The most hard-working, enthusiastic and top performing teams I have worked with have always accepted the fact that answers will not always be spoon fed to them. They are “willing” to discover answers on their own, research and develop plans with others and then execute. Through that process, they attain success because they are fully invested in it.

So, if you want to be a leader. Don’t ask how yourself “How can I get my peers, teammates to do what I want them to do so we achieve success?” Trust them and then ask yourself “Am I giving my peers, teammates the opportunity to invest and be a part of process of achieving our goal?”

Alex Conti
Alex Conti

Director of Sports Performance Alex has grown up locally and is a graduate of Olentangy Liberty and played for Blast FC out of Westerville. In 2010 Alex graduated from Otterbein University with a degree in Exercise Science. During his time at Otterbein, Alex was a member of the men's soccer team that competed in the OAC conference. In the fall of 2010 Alex was selected to be the University of Notre Dame's strength and conditioning intern. From his time there he received valuable experience and knowledge coaching several different teams including: Men's and women's basketball, hockey, baseball, softball, men's and women's swimming and diving, women's lacrosse, women's soccer and women's cross country. While at SuperKick Alex has worked with several local high school and club teams including: Olentangy boys & girls soccer, Olentangy Orange boys soccer, Olentangy Libery boys & girls soccer, Olentangy girls basketball, Olentangy Liberty field hockey, Olentangy Liberty girls lacrosse, Bishop Watterson boys soccer and U12-U18 CEFC club teams. In addition, Alex has worked with several individual athletes across many sports including: soccer, lacrosse, field hockey, basketball, football, gymnastics, track and field and hockey. Alex also directs the Skill and Speed program.

Posted by Administrator on Mon, 30 Jan 2017
tags:

Pro - Agility Drill

By Alex Conti, Head Sports Performance & Fitness Coach

The pro-agility drill is used to help increase change of direction, acceleration and deceleration. It's become a staple of training in the strength and conditioning world for those looking to increase their agility. Too often do coaches and scouts focus on speed tests such as the 40 yard dash. Very rarely will a soccer player have to sprint 40 yards in a straight line. They must be able to generate speed quickly and also change direction on a dime. To neglect a drill like this which mirrors game like physical demands would be foolish.
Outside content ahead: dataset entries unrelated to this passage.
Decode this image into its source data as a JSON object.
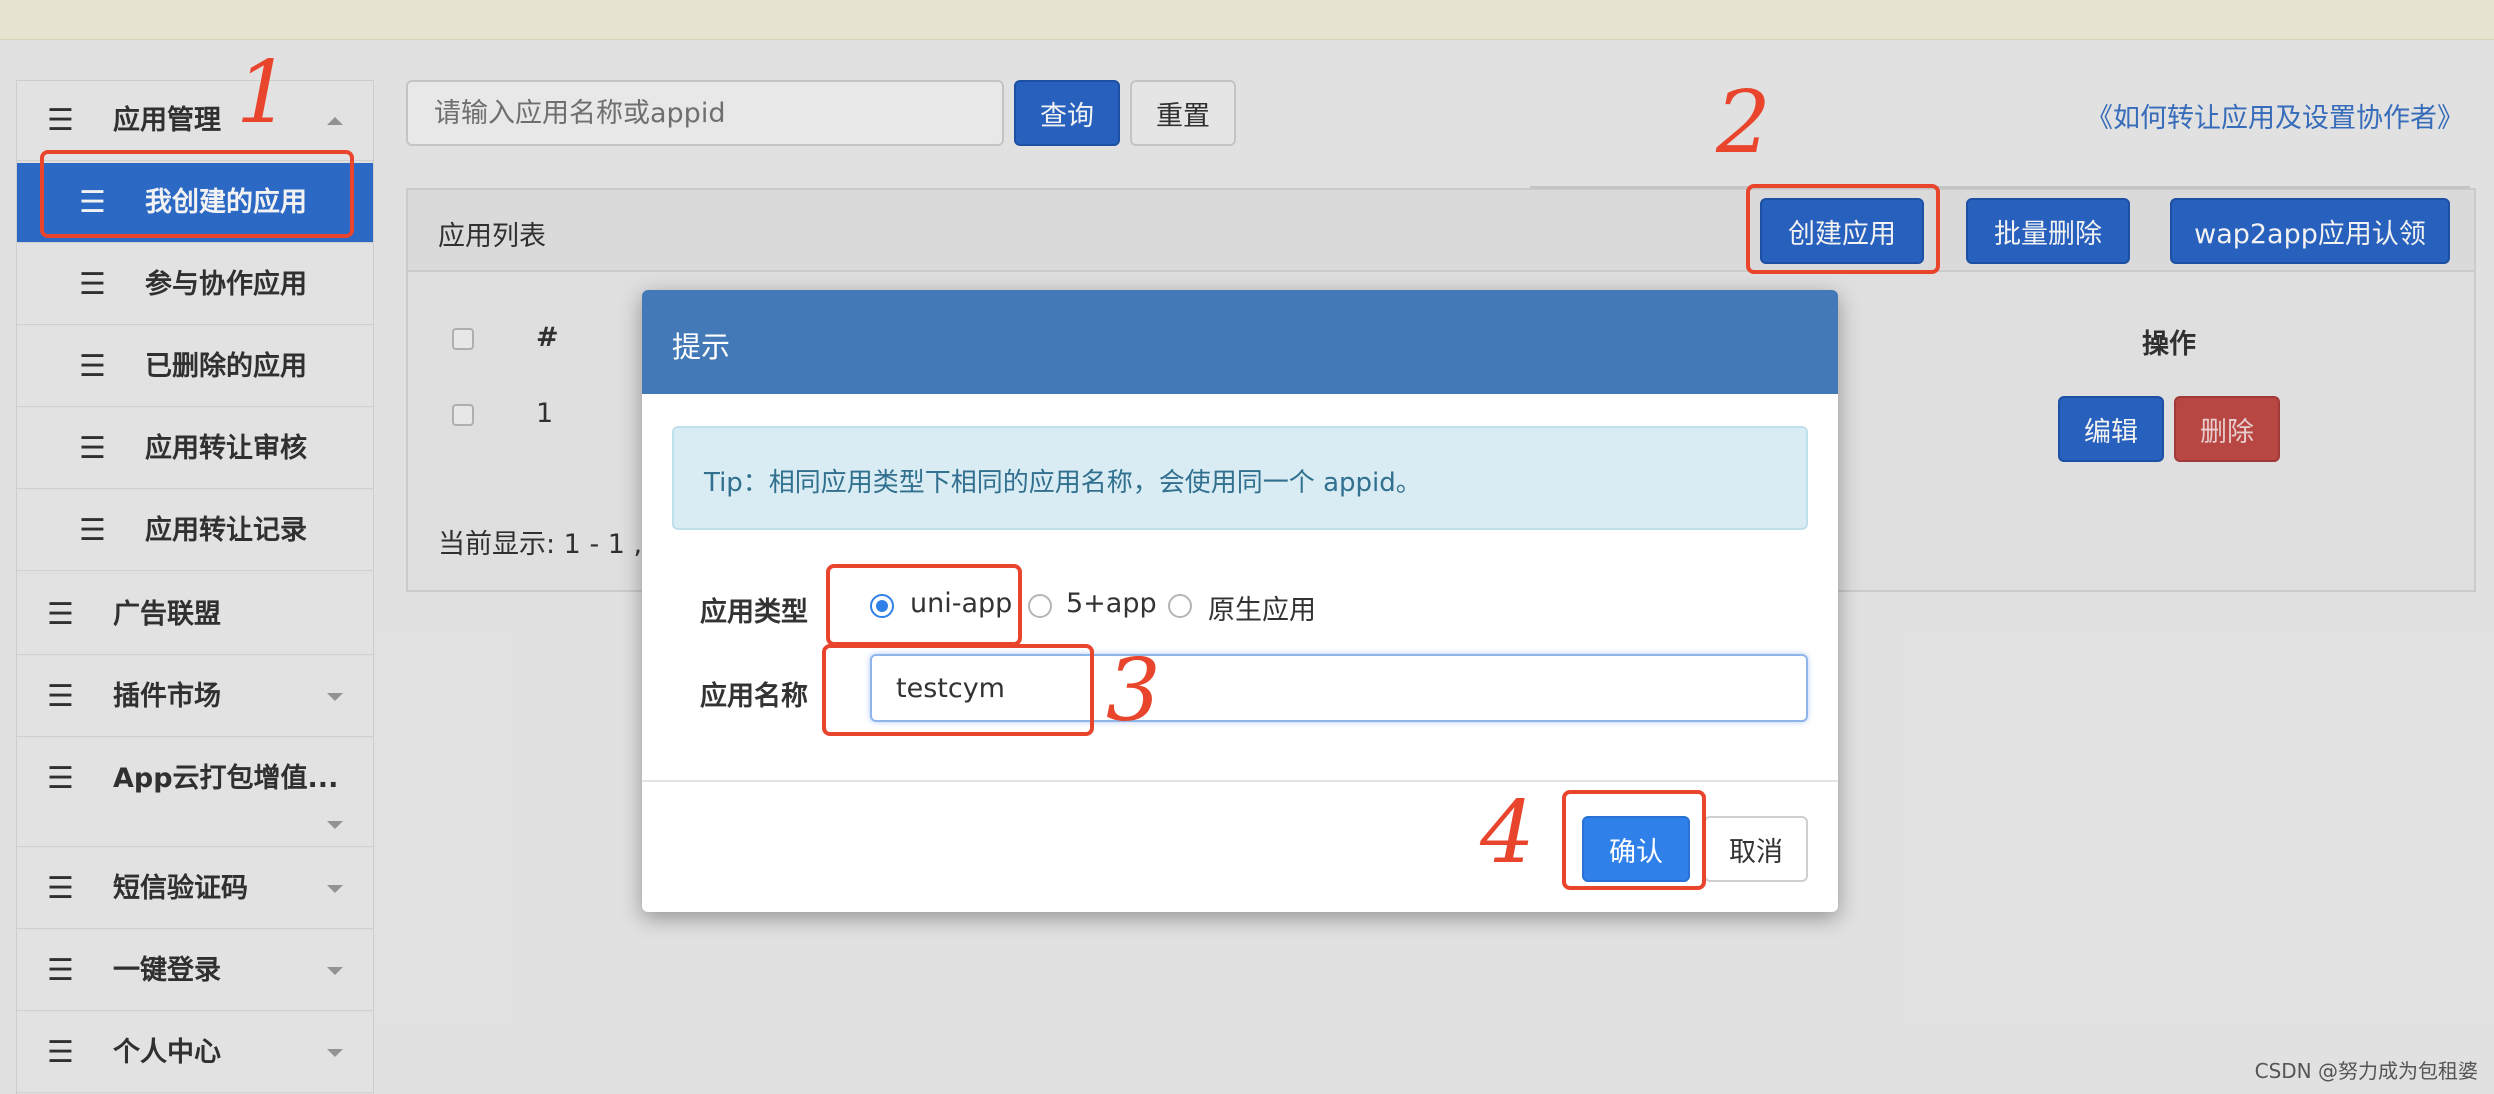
{
  "sidebar": {
    "app_manage": "应用管理",
    "my_apps": "我创建的应用",
    "collab_apps": "参与协作应用",
    "deleted_apps": "已删除的应用",
    "transfer_review": "应用转让审核",
    "transfer_records": "应用转让记录",
    "ad_alliance": "广告联盟",
    "plugin_market": "插件市场",
    "cloud_pack": "App云打包增值...",
    "sms_code": "短信验证码",
    "one_click_login": "一键登录",
    "user_center": "个人中心"
  },
  "search": {
    "placeholder": "请输入应用名称或appid",
    "query_label": "查询",
    "reset_label": "重置"
  },
  "help_link": "《如何转让应用及设置协作者》",
  "panel": {
    "title": "应用列表",
    "create_label": "创建应用",
    "batch_delete_label": "批量删除",
    "wap2app_label": "wap2app应用认领",
    "headers": {
      "index": "#",
      "actions": "操作"
    },
    "rows": [
      {
        "index": "1",
        "edit_label": "编辑",
        "delete_label": "删除"
      }
    ],
    "page_info": "当前显示: 1 - 1 ,"
  },
  "modal": {
    "title": "提示",
    "tip": "Tip：相同应用类型下相同的应用名称，会使用同一个 appid。",
    "type_label": "应用类型",
    "options": [
      "uni-app",
      "5+app",
      "原生应用"
    ],
    "selected_option": "uni-app",
    "name_label": "应用名称",
    "name_value": "testcym",
    "confirm_label": "确认",
    "cancel_label": "取消"
  },
  "annotations": [
    "1",
    "2",
    "3",
    "4"
  ],
  "watermark": "CSDN @努力成为包租婆",
  "colors": {
    "primary": "#2a66c8",
    "modal_header": "#4479b7",
    "danger": "#c24a47",
    "annotation": "#e8452c",
    "tip_bg": "#d9ecf3"
  }
}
If you are serious about increasing your athletic potential to translate to the game of soccer, make sure you incorporate the pro-agility drill into your program.

Pro - Agility Demo Play Video
  • Start out facing the middle cone

  • Sprint to the right hand cone, across to the left hand cone and finish back in the center

  • Make sure to start your sprint both directions

  • Focus on quick turns and always face the cone when changing direction (to work both right and left sides of your body)

  • Bend your knees, drop your hips and lower your center of gravity when changing direction

  • Make sure to "chop" your feet when changing direction

Posted by Administrator on Fri, 21 Aug 2015
tags:

LATEST NEWS

Soccer Camps

Join Our Email Newsletter →